March 13, 2024 9:00
FORUM: Scaling programs for early childhood development
Ifakara Health Institute's Chief Executive Director Dr. Honorati Masanja speaking during the event.

Thrive, a multi-country early childhood development research program implemented in Tanzania by the Ifakara Health Institute, organized a side event during the 2024 Eastern Africa Regional Early Childhood Conference held between March 11-14 2024 at the Julius Nyerere International Convention Centre in Dar es Salaam, Tanzania.

Under the theme "Investing in Early Childhood: Building Human Capital Along the Life Course," the event was a collaborative effort between the African Early Childhood Network, UNICEF, the World Health Organization, and the Tanzania’s Ministry of Community Development, Gender, and Children.

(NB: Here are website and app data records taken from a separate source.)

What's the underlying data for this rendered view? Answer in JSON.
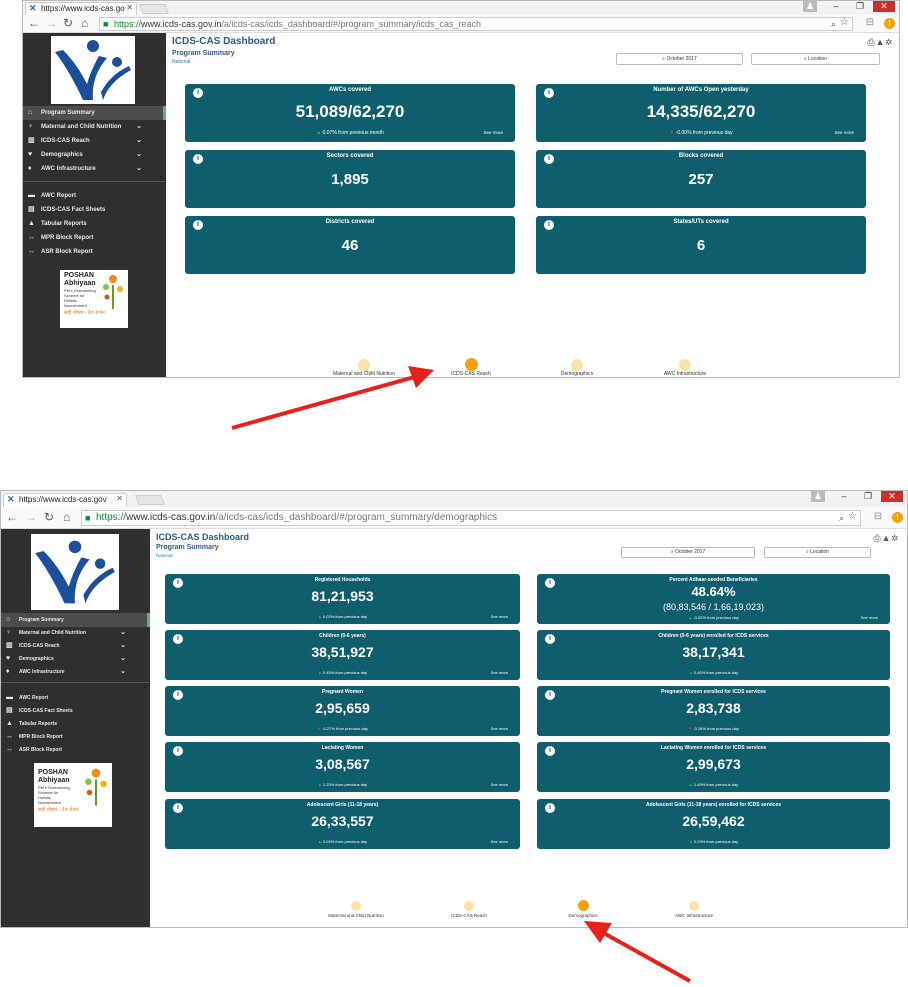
{
  "screenshots": [
    {
      "tab_title": "https://www.icds-cas.go",
      "url_https": "https://",
      "url_host": "www.icds-cas.gov.in",
      "url_path": "/a/icds-cas/icds_dashboard/#/program_summary/icds_cas_reach",
      "dashboard_title": "ICDS-CAS Dashboard",
      "section_title": "Program Summary",
      "level": "National",
      "month_filter": "October 2017",
      "location_filter": "Location",
      "cards": [
        {
          "title": "AWCs covered",
          "value": "51,089/62,270",
          "sub": "0.07% from previous month",
          "trend": "up",
          "more": "See more"
        },
        {
          "title": "Number of AWCs Open yesterday",
          "value": "14,335/62,270",
          "sub": "-0.00% from previous day",
          "trend": "down",
          "more": "See more"
        },
        {
          "title": "Sectors covered",
          "value": "1,895"
        },
        {
          "title": "Blocks covered",
          "value": "257"
        },
        {
          "title": "Districts covered",
          "value": "46"
        },
        {
          "title": "States/UTs covered",
          "value": "6"
        }
      ],
      "bubbles": [
        "Maternal and Child Nutrition",
        "ICDS-CAS Reach",
        "Demographics",
        "AWC Infrastructure"
      ],
      "active_bubble": 1
    },
    {
      "tab_title": "https://www.icds-cas.gov",
      "url_https": "https://",
      "url_host": "www.icds-cas.gov.in",
      "url_path": "/a/icds-cas/icds_dashboard/#/program_summary/demographics",
      "dashboard_title": "ICDS-CAS Dashboard",
      "section_title": "Program Summary",
      "level": "National",
      "month_filter": "October 2017",
      "location_filter": "Location",
      "cards": [
        {
          "title": "Registered Households",
          "value": "81,21,953",
          "sub": "0.02% from previous day",
          "trend": "up",
          "more": "See more"
        },
        {
          "title": "Percent Adhaar-seeded Beneficiaries",
          "value": "48.64%",
          "extra": "(80,83,546 / 1,66,19,023)",
          "sub": "-0.02% from previous day",
          "trend": "up",
          "more": "See more"
        },
        {
          "title": "Children (0-6 years)",
          "value": "38,51,927",
          "sub": "0.45% from previous day",
          "trend": "up",
          "more": "See more"
        },
        {
          "title": "Children (0-6 years) enrolled for ICDS services",
          "value": "38,17,341",
          "sub": "0.46% from previous day",
          "trend": "up"
        },
        {
          "title": "Pregnant Women",
          "value": "2,95,659",
          "sub": "-0.27% from previous day",
          "trend": "down",
          "more": "See more"
        },
        {
          "title": "Pregnant Women enrolled for ICDS services",
          "value": "2,83,738",
          "sub": "-0.26% from previous day",
          "trend": "down"
        },
        {
          "title": "Lactating Women",
          "value": "3,08,567",
          "sub": "1.23% from previous day",
          "trend": "up",
          "more": "See more"
        },
        {
          "title": "Lactating Women enrolled for ICDS services",
          "value": "2,99,673",
          "sub": "1.49% from previous day",
          "trend": "up"
        },
        {
          "title": "Adolescent Girls (11-18 years)",
          "value": "26,33,557",
          "sub": "0.03% from previous day",
          "trend": "up",
          "more": "See more"
        },
        {
          "title": "Adolescent Girls (11-18 years) enrolled for ICDS services",
          "value": "26,59,462",
          "sub": "0.03% from previous day",
          "trend": "up"
        }
      ],
      "bubbles": [
        "Maternal and Child Nutrition",
        "ICDS-CAS Reach",
        "Demographics",
        "AWC Infrastructure"
      ],
      "active_bubble": 2
    }
  ],
  "sidebar": {
    "items": [
      {
        "label": "Program Summary",
        "icon": "home-icon",
        "glyph": "⌂",
        "chevron": false
      },
      {
        "label": "Maternal and Child Nutrition",
        "icon": "child-icon",
        "glyph": "♀",
        "chevron": true
      },
      {
        "label": "ICDS-CAS Reach",
        "icon": "bar-chart-icon",
        "glyph": "▥",
        "chevron": true
      },
      {
        "label": "Demographics",
        "icon": "users-icon",
        "glyph": "♥",
        "chevron": true
      },
      {
        "label": "AWC Infrastructure",
        "icon": "pin-icon",
        "glyph": "♦",
        "chevron": true
      }
    ],
    "reports": [
      {
        "label": "AWC Report",
        "icon": "report-icon",
        "glyph": "▬"
      },
      {
        "label": "ICDS-CAS Fact Sheets",
        "icon": "file-icon",
        "glyph": "▤"
      },
      {
        "label": "Tabular Reports",
        "icon": "person-icon",
        "glyph": "▲"
      },
      {
        "label": "MPR Block Report",
        "icon": "link-icon",
        "glyph": "↔"
      },
      {
        "label": "ASR Block Report",
        "icon": "link-icon",
        "glyph": "↔"
      }
    ]
  },
  "poshan": {
    "line1": "POSHAN",
    "line2": "Abhiyaan",
    "line3": "PM's Overarching Scheme for Holistic Nourishment",
    "line4": "सही पोषण - देश रोशन"
  },
  "colors": {
    "card": "#0e5e6e",
    "sidebar": "#2f2f2f",
    "title": "#2a5a8c",
    "bubble_active": "#f5a20a",
    "bubble": "#fbe3a6",
    "arrow": "#e8201a"
  }
}
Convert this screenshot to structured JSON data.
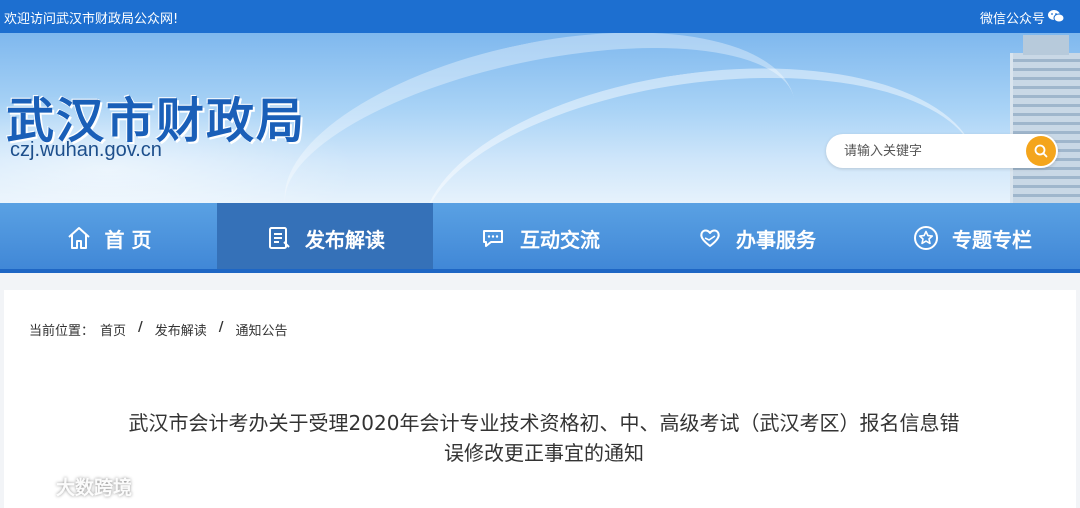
{
  "topbar": {
    "welcome": "欢迎访问武汉市财政局公众网!",
    "wechat_label": "微信公众号",
    "wechat_icon": "wechat-icon"
  },
  "header": {
    "title": "武汉市财政局",
    "domain": "czj.wuhan.gov.cn"
  },
  "search": {
    "placeholder": "请输入关键字",
    "button_icon": "search-icon"
  },
  "nav": {
    "items": [
      {
        "label": "首 页",
        "icon": "home-icon",
        "active": false
      },
      {
        "label": "发布解读",
        "icon": "document-icon",
        "active": true
      },
      {
        "label": "互动交流",
        "icon": "chat-icon",
        "active": false
      },
      {
        "label": "办事服务",
        "icon": "heart-hand-icon",
        "active": false
      },
      {
        "label": "专题专栏",
        "icon": "star-icon",
        "active": false
      }
    ]
  },
  "breadcrumb": {
    "prefix": "当前位置：",
    "items": [
      "首页",
      "发布解读",
      "通知公告"
    ]
  },
  "article": {
    "title_line1": "武汉市会计考办关于受理2020年会计专业技术资格初、中、高级考试（武汉考区）报名信息错",
    "title_line2": "误修改更正事宜的通知"
  },
  "watermark": {
    "text": "大数跨境"
  },
  "colors": {
    "topbar": "#1d6fd0",
    "nav": "#4a92dd",
    "nav_active": "#3571b8",
    "search_button": "#f4a51c",
    "title": "#1a5fb8"
  }
}
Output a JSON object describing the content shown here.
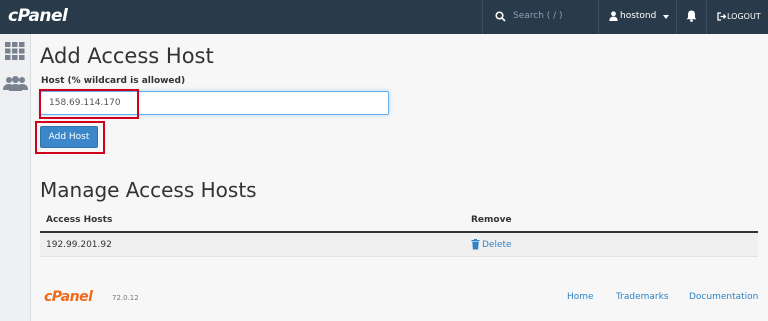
{
  "header": {
    "logo": "cPanel",
    "search_placeholder": "Search ( / )",
    "username": "hostond",
    "logout_label": "LOGOUT"
  },
  "sidebar": {
    "items": [
      {
        "icon": "grid-icon"
      },
      {
        "icon": "users-icon"
      }
    ]
  },
  "form": {
    "title": "Add Access Host",
    "field_label": "Host (% wildcard is allowed)",
    "host_value": "158.69.114.170",
    "submit_label": "Add Host"
  },
  "manage": {
    "title": "Manage Access Hosts",
    "columns": [
      "Access Hosts",
      "Remove"
    ],
    "rows": [
      {
        "host": "192.99.201.92",
        "action": "Delete"
      }
    ]
  },
  "footer": {
    "logo": "cPanel",
    "version": "72.0.12",
    "links": [
      "Home",
      "Trademarks",
      "Documentation"
    ]
  },
  "colors": {
    "navbar": "#293a4a",
    "accent": "#3b87c9",
    "highlight": "#d0021b",
    "brand_orange": "#f06a1b"
  }
}
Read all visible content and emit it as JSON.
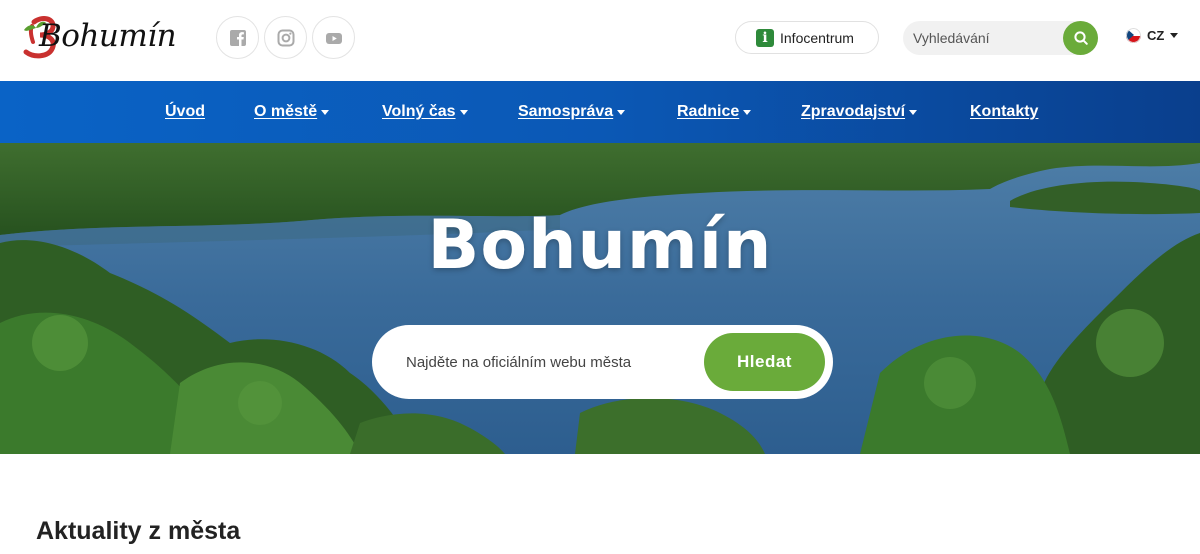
{
  "header": {
    "logo_text": "Bohumín",
    "social": [
      {
        "icon": "facebook-icon"
      },
      {
        "icon": "instagram-icon"
      },
      {
        "icon": "youtube-icon"
      }
    ],
    "infocentrum_label": "Infocentrum",
    "search_placeholder": "Vyhledávání",
    "language": "CZ"
  },
  "nav": {
    "items": [
      {
        "label": "Úvod",
        "dropdown": false
      },
      {
        "label": "O městě",
        "dropdown": true
      },
      {
        "label": "Volný čas",
        "dropdown": true
      },
      {
        "label": "Samospráva",
        "dropdown": true
      },
      {
        "label": "Radnice",
        "dropdown": true
      },
      {
        "label": "Zpravodajství",
        "dropdown": true
      },
      {
        "label": "Kontakty",
        "dropdown": false
      }
    ]
  },
  "hero": {
    "title": "Bohumín",
    "search_placeholder": "Najděte na oficiálním webu města",
    "search_button": "Hledat"
  },
  "content": {
    "news_heading": "Aktuality z města"
  },
  "colors": {
    "accent_green": "#6aab3a",
    "nav_blue": "#0a5ab8",
    "info_green": "#2e8a3a"
  }
}
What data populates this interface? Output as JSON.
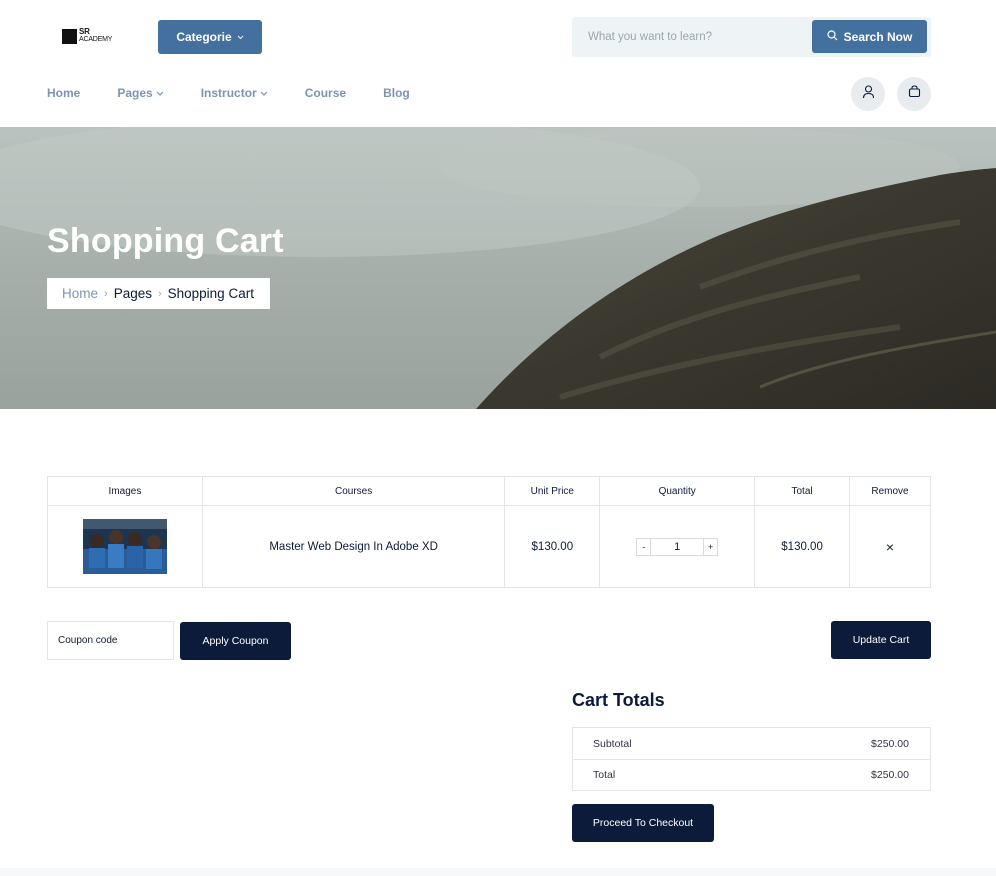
{
  "header": {
    "logo": {
      "line1": "SR",
      "line2": "ACADEMY"
    },
    "category_button": {
      "label": "Categorie",
      "icon": "chevron-down-icon"
    },
    "search": {
      "placeholder": "What you want to learn?",
      "button_label": "Search Now",
      "icon": "search-icon"
    },
    "nav": [
      {
        "label": "Home",
        "has_dropdown": false
      },
      {
        "label": "Pages",
        "has_dropdown": true
      },
      {
        "label": "Instructor",
        "has_dropdown": true
      },
      {
        "label": "Course",
        "has_dropdown": false
      },
      {
        "label": "Blog",
        "has_dropdown": false
      }
    ],
    "icons": [
      "user-icon",
      "shopping-bag-icon"
    ]
  },
  "hero": {
    "title": "Shopping Cart",
    "breadcrumb": {
      "home": "Home",
      "pages": "Pages",
      "current": "Shopping Cart"
    }
  },
  "cart": {
    "columns": [
      "Images",
      "Courses",
      "Unit Price",
      "Quantity",
      "Total",
      "Remove"
    ],
    "items": [
      {
        "course": "Master Web Design In Adobe XD",
        "unit_price": "$130.00",
        "quantity": "1",
        "total": "$130.00",
        "remove": "×"
      }
    ],
    "qty_minus": "-",
    "qty_plus": "+"
  },
  "coupon": {
    "placeholder": "Coupon code",
    "apply_label": "Apply Coupon"
  },
  "update_label": "Update Cart",
  "totals": {
    "title": "Cart Totals",
    "rows": [
      {
        "label": "Subtotal",
        "value": "$250.00"
      },
      {
        "label": "Total",
        "value": "$250.00"
      }
    ],
    "checkout_label": "Proceed To Checkout"
  },
  "colors": {
    "primary": "#44709f",
    "dark": "#0c1b3a",
    "nav_text": "#7c94b4",
    "search_bg": "#eef3f6"
  }
}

Thrive spans five focus countries: Bangladesh, Ghana, Kiribati, Sierra Leone, and Tanzania, aiming to develop an understanding of early childhood development service delivery models. It seeks to provide cost-effective and scalable solutions while fostering innovation to better serve children and communities in low- and middle-income countries.

Thrive's session, attended by various stakeholders dedicated to improving early childhood outcomes was held on March 13, focused on harmonizing insights gained from scaling responsive caregiving through parenting programmes, and featured a lecture by the globally acclaimed economist Professor Orazio Attanasio from Yale University.

Professor Attanasio offered a comprehensive historical overview of parenting programs, addressing the challenges, opportunities, and key considerations associated with their successful scaling. 

Dr. Honorati Masanja, Thrive Tanzania's country principal investigator and the Chief Executive Director of Ifakara, stressed the crucial role of nurturing care provided by parents in fostering positive child development outcomes.

"It is well known that supporting parents to provide nurturing care can have a hugely positive impact on child development, and parenting programs promoting responsive caregiving in children's early years have been highly effective in improving life outcomes. However, we need to understand more about how to successfully scale these interventions in varied settings and contexts. We delivered a side event that explored existing research evidence and considered how the insights can inform future parenting programs."

The program is funded by the UK’s Foreign, Commonwealth & Development Office (FCDO) and by New Zealand’s Ministry of Foreign Affairs and Trade (MFAT).  It is managed by Oxford Policy Management in collaboration with the Institute for Fiscal Studies and Yale University. 

During the week, several Ifakara scientists participated in the conference alongside various stakeholders dedicated to improving early childhood outcomes. This diverse group included policymakers, grassroots advocacy organizations, women and youth groups, academia, and development partner organizations. Learn about this here.